● LISTED ENTRIES:
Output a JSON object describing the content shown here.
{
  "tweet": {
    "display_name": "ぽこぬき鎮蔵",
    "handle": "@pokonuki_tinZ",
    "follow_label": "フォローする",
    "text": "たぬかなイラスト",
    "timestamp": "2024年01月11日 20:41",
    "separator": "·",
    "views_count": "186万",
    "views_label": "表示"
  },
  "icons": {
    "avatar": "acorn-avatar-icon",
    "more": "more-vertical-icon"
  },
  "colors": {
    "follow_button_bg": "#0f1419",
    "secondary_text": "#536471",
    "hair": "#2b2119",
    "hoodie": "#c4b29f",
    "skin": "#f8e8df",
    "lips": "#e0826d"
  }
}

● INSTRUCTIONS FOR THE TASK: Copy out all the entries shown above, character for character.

● YOUR RESPONSE:
Output a JSON object describing the content shown here.
{
  "tweet": {
    "display_name": "ぽこぬき鎮蔵",
    "handle": "@pokonuki_tinZ",
    "follow_label": "フォローする",
    "text": "たぬかなイラスト",
    "timestamp": "2024年01月11日 20:41",
    "separator": "·",
    "views_count": "186万",
    "views_label": "表示"
  },
  "icons": {
    "avatar": "acorn-avatar-icon",
    "more": "more-vertical-icon"
  },
  "colors": {
    "follow_button_bg": "#0f1419",
    "secondary_text": "#536471",
    "hair": "#2b2119",
    "hoodie": "#c4b29f",
    "skin": "#f8e8df",
    "lips": "#e0826d"
  }
}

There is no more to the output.